* _Problem description_
Report the lines of the material that carry the string "this".

* _Input data_
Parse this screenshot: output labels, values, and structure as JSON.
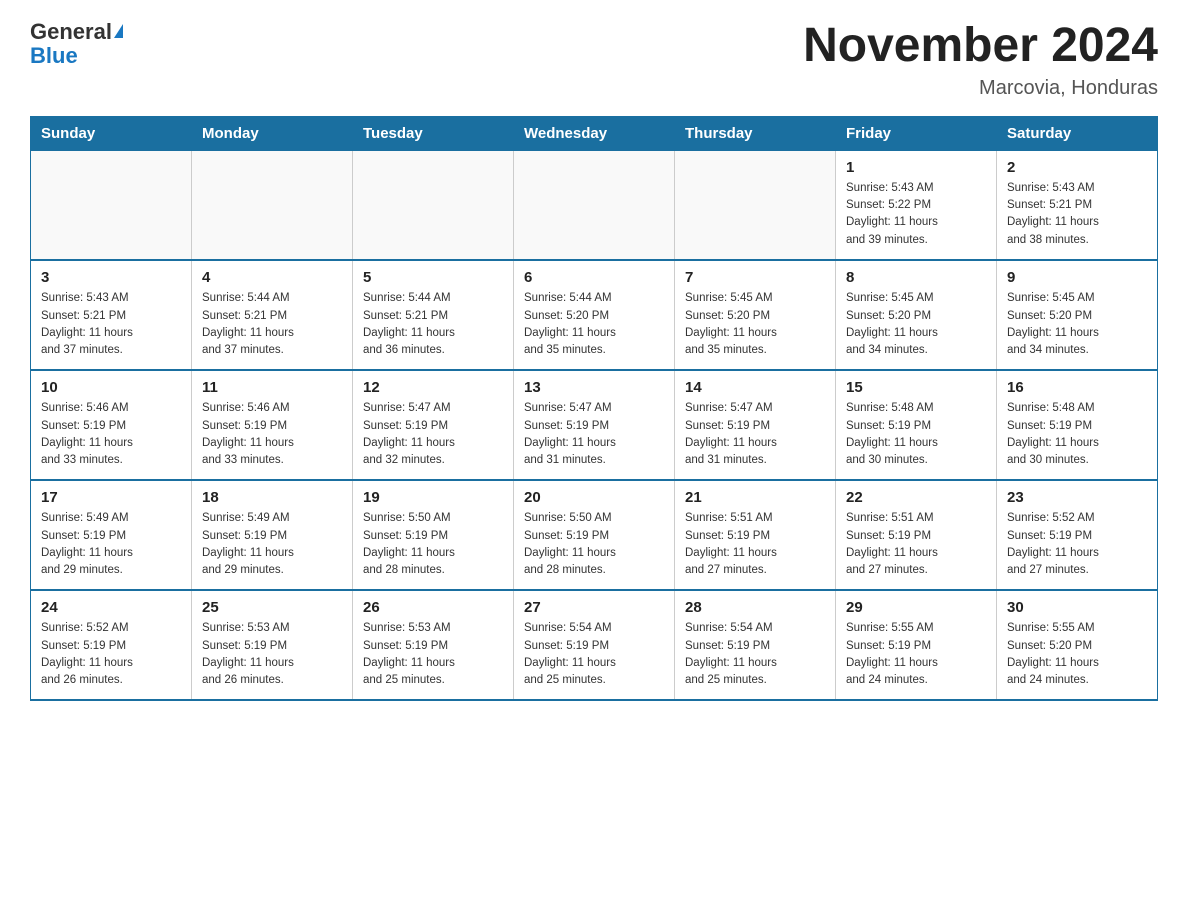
{
  "header": {
    "logo_general": "General",
    "logo_blue": "Blue",
    "month_title": "November 2024",
    "location": "Marcovia, Honduras"
  },
  "weekdays": [
    "Sunday",
    "Monday",
    "Tuesday",
    "Wednesday",
    "Thursday",
    "Friday",
    "Saturday"
  ],
  "rows": [
    [
      {
        "day": "",
        "info": ""
      },
      {
        "day": "",
        "info": ""
      },
      {
        "day": "",
        "info": ""
      },
      {
        "day": "",
        "info": ""
      },
      {
        "day": "",
        "info": ""
      },
      {
        "day": "1",
        "info": "Sunrise: 5:43 AM\nSunset: 5:22 PM\nDaylight: 11 hours\nand 39 minutes."
      },
      {
        "day": "2",
        "info": "Sunrise: 5:43 AM\nSunset: 5:21 PM\nDaylight: 11 hours\nand 38 minutes."
      }
    ],
    [
      {
        "day": "3",
        "info": "Sunrise: 5:43 AM\nSunset: 5:21 PM\nDaylight: 11 hours\nand 37 minutes."
      },
      {
        "day": "4",
        "info": "Sunrise: 5:44 AM\nSunset: 5:21 PM\nDaylight: 11 hours\nand 37 minutes."
      },
      {
        "day": "5",
        "info": "Sunrise: 5:44 AM\nSunset: 5:21 PM\nDaylight: 11 hours\nand 36 minutes."
      },
      {
        "day": "6",
        "info": "Sunrise: 5:44 AM\nSunset: 5:20 PM\nDaylight: 11 hours\nand 35 minutes."
      },
      {
        "day": "7",
        "info": "Sunrise: 5:45 AM\nSunset: 5:20 PM\nDaylight: 11 hours\nand 35 minutes."
      },
      {
        "day": "8",
        "info": "Sunrise: 5:45 AM\nSunset: 5:20 PM\nDaylight: 11 hours\nand 34 minutes."
      },
      {
        "day": "9",
        "info": "Sunrise: 5:45 AM\nSunset: 5:20 PM\nDaylight: 11 hours\nand 34 minutes."
      }
    ],
    [
      {
        "day": "10",
        "info": "Sunrise: 5:46 AM\nSunset: 5:19 PM\nDaylight: 11 hours\nand 33 minutes."
      },
      {
        "day": "11",
        "info": "Sunrise: 5:46 AM\nSunset: 5:19 PM\nDaylight: 11 hours\nand 33 minutes."
      },
      {
        "day": "12",
        "info": "Sunrise: 5:47 AM\nSunset: 5:19 PM\nDaylight: 11 hours\nand 32 minutes."
      },
      {
        "day": "13",
        "info": "Sunrise: 5:47 AM\nSunset: 5:19 PM\nDaylight: 11 hours\nand 31 minutes."
      },
      {
        "day": "14",
        "info": "Sunrise: 5:47 AM\nSunset: 5:19 PM\nDaylight: 11 hours\nand 31 minutes."
      },
      {
        "day": "15",
        "info": "Sunrise: 5:48 AM\nSunset: 5:19 PM\nDaylight: 11 hours\nand 30 minutes."
      },
      {
        "day": "16",
        "info": "Sunrise: 5:48 AM\nSunset: 5:19 PM\nDaylight: 11 hours\nand 30 minutes."
      }
    ],
    [
      {
        "day": "17",
        "info": "Sunrise: 5:49 AM\nSunset: 5:19 PM\nDaylight: 11 hours\nand 29 minutes."
      },
      {
        "day": "18",
        "info": "Sunrise: 5:49 AM\nSunset: 5:19 PM\nDaylight: 11 hours\nand 29 minutes."
      },
      {
        "day": "19",
        "info": "Sunrise: 5:50 AM\nSunset: 5:19 PM\nDaylight: 11 hours\nand 28 minutes."
      },
      {
        "day": "20",
        "info": "Sunrise: 5:50 AM\nSunset: 5:19 PM\nDaylight: 11 hours\nand 28 minutes."
      },
      {
        "day": "21",
        "info": "Sunrise: 5:51 AM\nSunset: 5:19 PM\nDaylight: 11 hours\nand 27 minutes."
      },
      {
        "day": "22",
        "info": "Sunrise: 5:51 AM\nSunset: 5:19 PM\nDaylight: 11 hours\nand 27 minutes."
      },
      {
        "day": "23",
        "info": "Sunrise: 5:52 AM\nSunset: 5:19 PM\nDaylight: 11 hours\nand 27 minutes."
      }
    ],
    [
      {
        "day": "24",
        "info": "Sunrise: 5:52 AM\nSunset: 5:19 PM\nDaylight: 11 hours\nand 26 minutes."
      },
      {
        "day": "25",
        "info": "Sunrise: 5:53 AM\nSunset: 5:19 PM\nDaylight: 11 hours\nand 26 minutes."
      },
      {
        "day": "26",
        "info": "Sunrise: 5:53 AM\nSunset: 5:19 PM\nDaylight: 11 hours\nand 25 minutes."
      },
      {
        "day": "27",
        "info": "Sunrise: 5:54 AM\nSunset: 5:19 PM\nDaylight: 11 hours\nand 25 minutes."
      },
      {
        "day": "28",
        "info": "Sunrise: 5:54 AM\nSunset: 5:19 PM\nDaylight: 11 hours\nand 25 minutes."
      },
      {
        "day": "29",
        "info": "Sunrise: 5:55 AM\nSunset: 5:19 PM\nDaylight: 11 hours\nand 24 minutes."
      },
      {
        "day": "30",
        "info": "Sunrise: 5:55 AM\nSunset: 5:20 PM\nDaylight: 11 hours\nand 24 minutes."
      }
    ]
  ]
}
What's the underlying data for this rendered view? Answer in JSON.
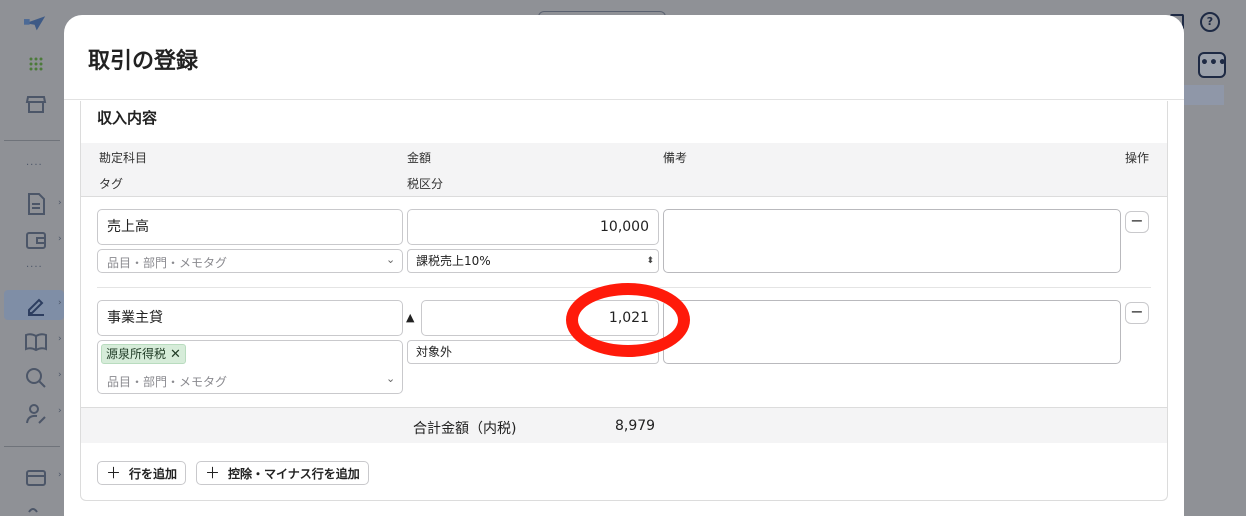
{
  "modal": {
    "title": "取引の登録"
  },
  "section": {
    "title": "収入内容"
  },
  "headers": {
    "account": "勘定科目",
    "amount": "金額",
    "note": "備考",
    "action": "操作",
    "tag": "タグ",
    "tax": "税区分"
  },
  "rows": [
    {
      "account": "売上高",
      "amount": "10,000",
      "tag_placeholder": "品目・部門・メモタグ",
      "tax": "課税売上10%"
    },
    {
      "account": "事業主貸",
      "deduction_mark": "▲",
      "amount": "1,021",
      "chip": "源泉所得税",
      "tag_placeholder": "品目・部門・メモタグ",
      "tax": "対象外"
    }
  ],
  "total": {
    "label": "合計金額（内税)",
    "value": "8,979"
  },
  "buttons": {
    "add_row": "行を追加",
    "add_deduction_row": "控除・マイナス行を追加",
    "more": "•••"
  },
  "icons": {
    "remove": "−",
    "chip_close": "✕",
    "chevron": "⌄",
    "plus": "＋",
    "help": "?"
  },
  "colors": {
    "highlight_ring": "#ff1a0a",
    "chip_bg": "#d6ecd9",
    "overlay": "#8f9196"
  }
}
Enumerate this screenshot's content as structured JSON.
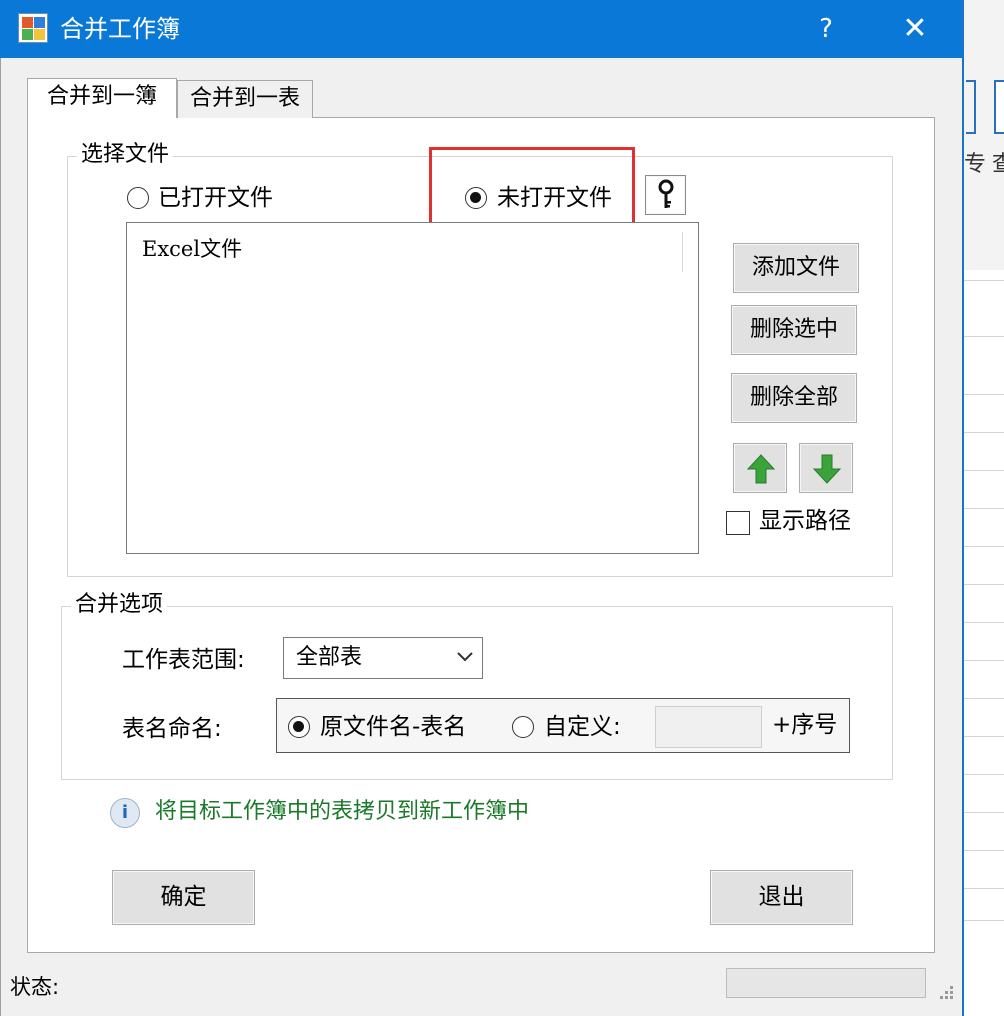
{
  "window": {
    "title": "合并工作簿",
    "help_label": "?",
    "close_label": "✕"
  },
  "background": {
    "ribbon_text_1": "专",
    "ribbon_text_2": "查"
  },
  "tabs": [
    {
      "label": "合并到一簿",
      "active": true
    },
    {
      "label": "合并到一表",
      "active": false
    }
  ],
  "select_files": {
    "group_label": "选择文件",
    "radio_opened": {
      "label": "已打开文件",
      "checked": false
    },
    "radio_unopened": {
      "label": "未打开文件",
      "checked": true
    },
    "key_button_icon": "key-icon",
    "list_header": "Excel文件",
    "buttons": {
      "add": "添加文件",
      "delete_selected": "删除选中",
      "delete_all": "删除全部"
    },
    "show_path": {
      "label": "显示路径",
      "checked": false
    }
  },
  "merge_options": {
    "group_label": "合并选项",
    "sheet_range_label": "工作表范围:",
    "sheet_range_value": "全部表",
    "naming_label": "表名命名:",
    "naming_original": {
      "label": "原文件名-表名",
      "checked": true
    },
    "naming_custom": {
      "label": "自定义:",
      "checked": false
    },
    "custom_input_value": "",
    "suffix_label": "+序号"
  },
  "info": {
    "icon": "info-icon",
    "text": "将目标工作簿中的表拷贝到新工作簿中"
  },
  "actions": {
    "ok": "确定",
    "exit": "退出"
  },
  "status": {
    "label": "状态:"
  },
  "colors": {
    "titlebar": "#0a78d7",
    "highlight_box": "#e03030",
    "info_text": "#1a7a2a",
    "arrow_green": "#3aa339"
  }
}
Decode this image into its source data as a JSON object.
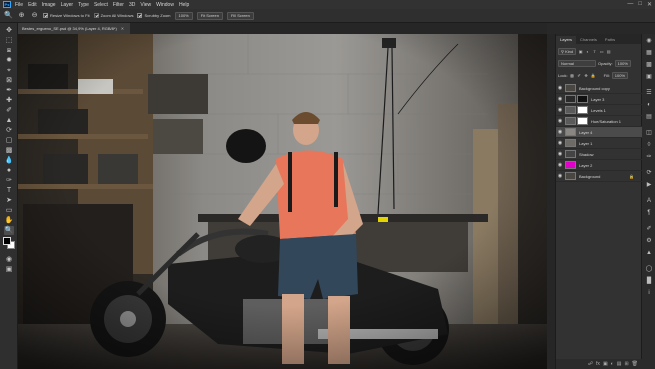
{
  "app": {
    "logo": "Ps"
  },
  "menu": [
    "File",
    "Edit",
    "Image",
    "Layer",
    "Type",
    "Select",
    "Filter",
    "3D",
    "View",
    "Window",
    "Help"
  ],
  "window_controls": {
    "minimize": "—",
    "maximize": "□",
    "close": "✕"
  },
  "options_bar": {
    "resize_windows_label": "Resize Windows to Fit",
    "zoom_all_windows_label": "Zoom All Windows",
    "scrubby_zoom_label": "Scrubby Zoom",
    "zoom_percent": "100%",
    "fit_screen_label": "Fit Screen",
    "fill_screen_label": "Fill Screen"
  },
  "document": {
    "tab_title": "Bestes_ergueno_SE.psd @ 34,9% (Layer 4, RGB/8*)"
  },
  "layers_panel": {
    "tabs": [
      "Layers",
      "Channels",
      "Paths"
    ],
    "kind_label": "Kind",
    "blend_mode": "Normal",
    "opacity_label": "Opacity:",
    "opacity_value": "100%",
    "lock_label": "Lock:",
    "fill_label": "Fill:",
    "fill_value": "100%",
    "layers": [
      {
        "name": "Background copy",
        "thumb": "#4a4642",
        "mask": false,
        "selected": false
      },
      {
        "name": "Layer 3",
        "thumb": "#2a2a2a",
        "mask": true,
        "selected": false
      },
      {
        "name": "Levels 1",
        "thumb": "#5a5a5a",
        "mask": true,
        "selected": false
      },
      {
        "name": "Hue/Saturation 1",
        "thumb": "#5a5a5a",
        "mask": true,
        "selected": false
      },
      {
        "name": "Layer 4",
        "thumb": "#8a8682",
        "mask": false,
        "selected": true
      },
      {
        "name": "Layer 1",
        "thumb": "#6e6a66",
        "mask": false,
        "selected": false
      },
      {
        "name": "Shadow",
        "thumb": "#444444",
        "mask": false,
        "selected": false
      },
      {
        "name": "Layer 2",
        "thumb": "#e000c8",
        "mask": false,
        "selected": false
      },
      {
        "name": "Background",
        "thumb": "#4a4642",
        "mask": false,
        "selected": false,
        "locked": true
      }
    ]
  },
  "colors": {
    "accent": "#31a8ff",
    "shirt": "#e8765a",
    "magenta_layer": "#e000c8"
  }
}
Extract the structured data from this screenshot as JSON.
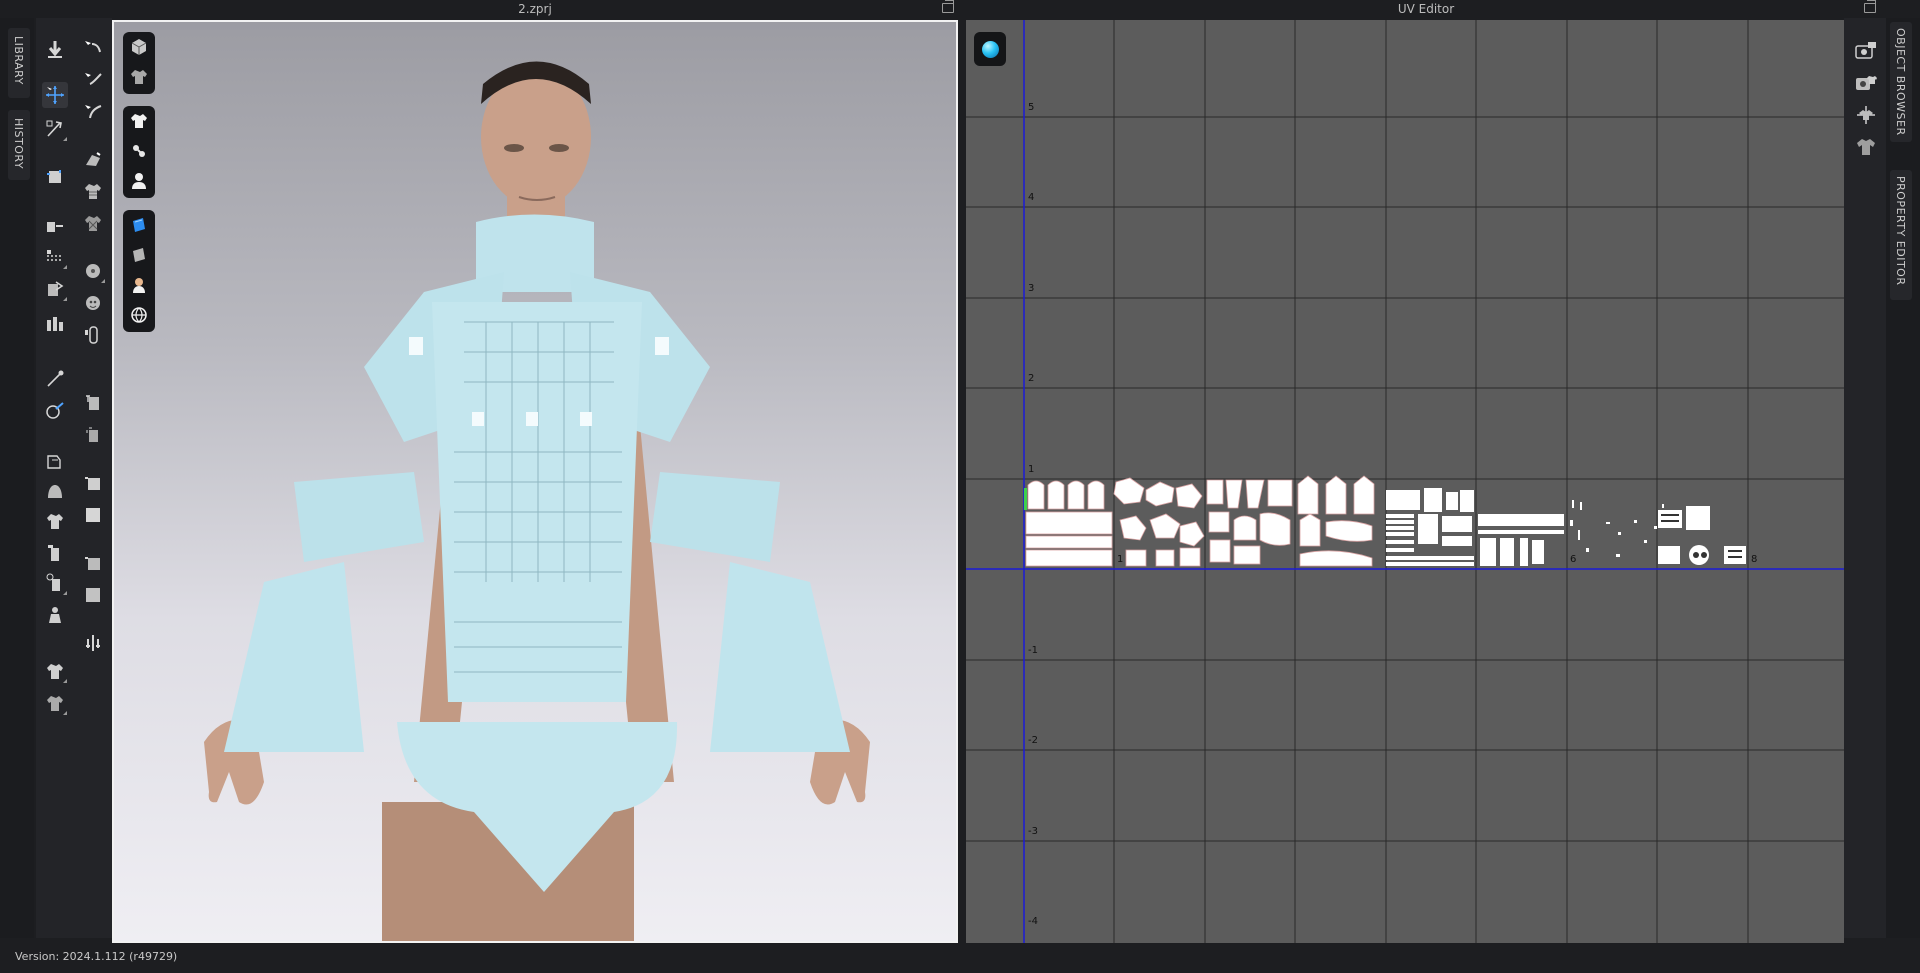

* _Reply_
Parse this screenshot: output labels, values, and structure as JSON.
What's the underlying data for this rendered view? Answer in JSON.
Enumerate this screenshot's content as structured JSON.
Decode this image into its source data as a JSON object.
Extract the structured data from this screenshot as JSON.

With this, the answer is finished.